#### Assigned task
Could you show each line of the records that contains the word "microcode"?

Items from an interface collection
:::
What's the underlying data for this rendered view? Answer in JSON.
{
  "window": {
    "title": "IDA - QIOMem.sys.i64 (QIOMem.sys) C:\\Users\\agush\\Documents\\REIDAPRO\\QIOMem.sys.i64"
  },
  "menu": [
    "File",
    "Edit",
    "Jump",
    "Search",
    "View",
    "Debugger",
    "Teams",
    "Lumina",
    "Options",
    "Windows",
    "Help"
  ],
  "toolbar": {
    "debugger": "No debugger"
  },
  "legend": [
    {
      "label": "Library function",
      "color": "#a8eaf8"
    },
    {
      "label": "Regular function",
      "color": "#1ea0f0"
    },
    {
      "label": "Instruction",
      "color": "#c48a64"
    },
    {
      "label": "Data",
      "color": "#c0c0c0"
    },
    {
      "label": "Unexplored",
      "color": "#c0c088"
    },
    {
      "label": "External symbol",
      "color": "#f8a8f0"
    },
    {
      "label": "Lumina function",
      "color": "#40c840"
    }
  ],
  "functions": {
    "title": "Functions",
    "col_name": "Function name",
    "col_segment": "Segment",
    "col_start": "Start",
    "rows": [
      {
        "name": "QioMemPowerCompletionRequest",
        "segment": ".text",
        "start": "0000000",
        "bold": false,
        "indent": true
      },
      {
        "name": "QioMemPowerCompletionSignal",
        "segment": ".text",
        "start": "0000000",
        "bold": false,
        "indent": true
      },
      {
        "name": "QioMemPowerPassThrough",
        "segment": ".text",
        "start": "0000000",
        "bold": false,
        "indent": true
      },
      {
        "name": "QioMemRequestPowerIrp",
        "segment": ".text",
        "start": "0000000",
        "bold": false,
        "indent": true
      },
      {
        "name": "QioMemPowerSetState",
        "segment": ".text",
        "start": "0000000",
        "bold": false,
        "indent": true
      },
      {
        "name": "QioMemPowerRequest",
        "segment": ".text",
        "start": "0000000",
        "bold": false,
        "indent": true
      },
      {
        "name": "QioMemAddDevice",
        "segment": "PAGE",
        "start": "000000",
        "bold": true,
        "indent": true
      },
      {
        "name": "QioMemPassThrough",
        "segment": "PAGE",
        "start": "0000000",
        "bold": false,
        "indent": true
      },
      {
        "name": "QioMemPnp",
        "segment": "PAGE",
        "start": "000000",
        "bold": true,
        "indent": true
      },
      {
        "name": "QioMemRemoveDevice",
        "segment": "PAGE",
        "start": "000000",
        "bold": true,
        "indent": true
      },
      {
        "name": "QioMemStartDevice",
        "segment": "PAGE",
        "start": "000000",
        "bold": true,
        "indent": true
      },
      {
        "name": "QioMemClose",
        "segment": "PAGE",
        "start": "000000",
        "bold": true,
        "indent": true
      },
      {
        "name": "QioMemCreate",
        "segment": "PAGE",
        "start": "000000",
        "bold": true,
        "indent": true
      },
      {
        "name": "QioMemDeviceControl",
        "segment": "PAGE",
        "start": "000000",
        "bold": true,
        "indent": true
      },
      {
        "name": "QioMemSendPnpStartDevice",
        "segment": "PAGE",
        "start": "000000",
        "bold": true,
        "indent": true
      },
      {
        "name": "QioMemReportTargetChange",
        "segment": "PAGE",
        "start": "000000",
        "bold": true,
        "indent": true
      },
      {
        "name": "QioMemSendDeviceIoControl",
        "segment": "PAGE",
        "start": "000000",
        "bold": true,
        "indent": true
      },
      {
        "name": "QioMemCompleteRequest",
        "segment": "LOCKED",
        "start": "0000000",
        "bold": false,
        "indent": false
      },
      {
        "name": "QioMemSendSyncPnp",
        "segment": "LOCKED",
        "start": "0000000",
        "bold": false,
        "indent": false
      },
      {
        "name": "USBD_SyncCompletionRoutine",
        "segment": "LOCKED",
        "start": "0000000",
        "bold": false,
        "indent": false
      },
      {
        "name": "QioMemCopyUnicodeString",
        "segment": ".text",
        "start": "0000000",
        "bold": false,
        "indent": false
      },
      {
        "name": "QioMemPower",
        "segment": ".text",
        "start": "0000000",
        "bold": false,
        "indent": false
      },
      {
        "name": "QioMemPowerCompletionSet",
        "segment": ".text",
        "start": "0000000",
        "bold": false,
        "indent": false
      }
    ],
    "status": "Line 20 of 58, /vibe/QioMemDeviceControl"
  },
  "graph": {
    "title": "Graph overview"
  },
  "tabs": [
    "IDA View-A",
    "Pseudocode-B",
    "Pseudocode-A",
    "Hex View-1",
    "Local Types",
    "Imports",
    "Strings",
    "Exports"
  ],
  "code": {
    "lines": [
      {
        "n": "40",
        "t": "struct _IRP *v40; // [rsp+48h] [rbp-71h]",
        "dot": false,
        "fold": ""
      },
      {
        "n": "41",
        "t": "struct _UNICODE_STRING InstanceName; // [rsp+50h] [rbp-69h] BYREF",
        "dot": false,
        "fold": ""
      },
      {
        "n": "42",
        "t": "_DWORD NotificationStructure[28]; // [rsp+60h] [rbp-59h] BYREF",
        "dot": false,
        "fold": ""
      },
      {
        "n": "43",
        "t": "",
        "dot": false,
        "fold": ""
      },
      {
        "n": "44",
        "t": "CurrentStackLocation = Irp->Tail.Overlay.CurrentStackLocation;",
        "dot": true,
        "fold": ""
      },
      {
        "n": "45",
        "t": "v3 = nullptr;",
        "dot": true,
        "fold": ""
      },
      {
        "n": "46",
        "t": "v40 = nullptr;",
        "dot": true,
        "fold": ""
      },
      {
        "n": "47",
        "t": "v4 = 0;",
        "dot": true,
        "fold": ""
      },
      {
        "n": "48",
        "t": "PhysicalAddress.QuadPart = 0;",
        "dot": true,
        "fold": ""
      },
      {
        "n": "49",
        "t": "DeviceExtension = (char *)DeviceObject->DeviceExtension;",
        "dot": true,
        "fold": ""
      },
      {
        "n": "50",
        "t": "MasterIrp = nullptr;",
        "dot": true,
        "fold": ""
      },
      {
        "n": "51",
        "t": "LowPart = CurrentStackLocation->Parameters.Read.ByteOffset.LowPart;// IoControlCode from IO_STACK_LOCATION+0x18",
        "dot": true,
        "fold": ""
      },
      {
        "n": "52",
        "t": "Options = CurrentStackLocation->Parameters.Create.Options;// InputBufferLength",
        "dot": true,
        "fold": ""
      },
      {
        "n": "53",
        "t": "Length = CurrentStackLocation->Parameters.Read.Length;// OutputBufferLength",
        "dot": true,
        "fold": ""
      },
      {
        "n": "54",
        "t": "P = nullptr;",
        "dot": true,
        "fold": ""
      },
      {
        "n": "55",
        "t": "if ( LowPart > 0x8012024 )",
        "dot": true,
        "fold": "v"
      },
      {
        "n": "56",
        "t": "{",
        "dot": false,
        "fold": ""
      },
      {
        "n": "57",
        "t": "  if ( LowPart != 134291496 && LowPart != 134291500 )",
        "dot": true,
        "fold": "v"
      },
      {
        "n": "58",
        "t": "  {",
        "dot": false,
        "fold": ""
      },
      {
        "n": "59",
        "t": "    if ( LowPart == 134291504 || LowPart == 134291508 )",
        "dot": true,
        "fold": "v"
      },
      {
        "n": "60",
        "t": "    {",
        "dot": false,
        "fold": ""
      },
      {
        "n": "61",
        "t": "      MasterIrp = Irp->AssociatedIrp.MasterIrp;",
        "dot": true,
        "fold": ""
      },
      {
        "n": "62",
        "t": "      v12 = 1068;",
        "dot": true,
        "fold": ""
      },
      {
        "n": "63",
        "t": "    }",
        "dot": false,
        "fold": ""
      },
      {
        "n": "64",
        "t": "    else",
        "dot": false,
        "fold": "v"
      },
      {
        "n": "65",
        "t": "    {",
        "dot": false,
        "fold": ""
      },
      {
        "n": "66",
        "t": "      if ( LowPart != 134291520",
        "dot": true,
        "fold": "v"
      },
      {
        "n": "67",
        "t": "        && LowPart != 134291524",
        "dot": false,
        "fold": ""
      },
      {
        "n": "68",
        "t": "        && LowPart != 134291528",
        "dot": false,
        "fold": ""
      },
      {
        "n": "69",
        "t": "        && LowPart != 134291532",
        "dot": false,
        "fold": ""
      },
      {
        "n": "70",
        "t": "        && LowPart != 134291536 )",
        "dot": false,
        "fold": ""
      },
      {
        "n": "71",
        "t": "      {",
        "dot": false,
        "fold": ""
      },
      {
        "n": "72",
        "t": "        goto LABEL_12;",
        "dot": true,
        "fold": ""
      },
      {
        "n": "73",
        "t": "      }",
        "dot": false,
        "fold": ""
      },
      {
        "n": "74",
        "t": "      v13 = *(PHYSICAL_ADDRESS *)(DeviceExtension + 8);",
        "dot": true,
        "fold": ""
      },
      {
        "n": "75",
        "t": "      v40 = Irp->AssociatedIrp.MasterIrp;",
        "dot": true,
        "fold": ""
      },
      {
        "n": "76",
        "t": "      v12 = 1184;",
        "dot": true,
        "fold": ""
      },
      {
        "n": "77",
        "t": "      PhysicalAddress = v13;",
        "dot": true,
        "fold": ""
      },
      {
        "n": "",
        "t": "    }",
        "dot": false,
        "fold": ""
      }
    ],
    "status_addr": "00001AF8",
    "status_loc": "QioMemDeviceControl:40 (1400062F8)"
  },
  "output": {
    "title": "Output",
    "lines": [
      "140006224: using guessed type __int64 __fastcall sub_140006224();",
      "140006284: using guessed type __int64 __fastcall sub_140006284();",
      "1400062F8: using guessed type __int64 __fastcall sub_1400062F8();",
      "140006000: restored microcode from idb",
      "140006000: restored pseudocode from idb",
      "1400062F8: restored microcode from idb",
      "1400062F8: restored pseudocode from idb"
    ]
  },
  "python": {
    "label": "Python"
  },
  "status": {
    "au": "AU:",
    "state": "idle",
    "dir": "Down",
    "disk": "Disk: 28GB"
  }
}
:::
#### Answer space
      "140006000: restored microcode from idb",
      "1400062F8: restored microcode from idb",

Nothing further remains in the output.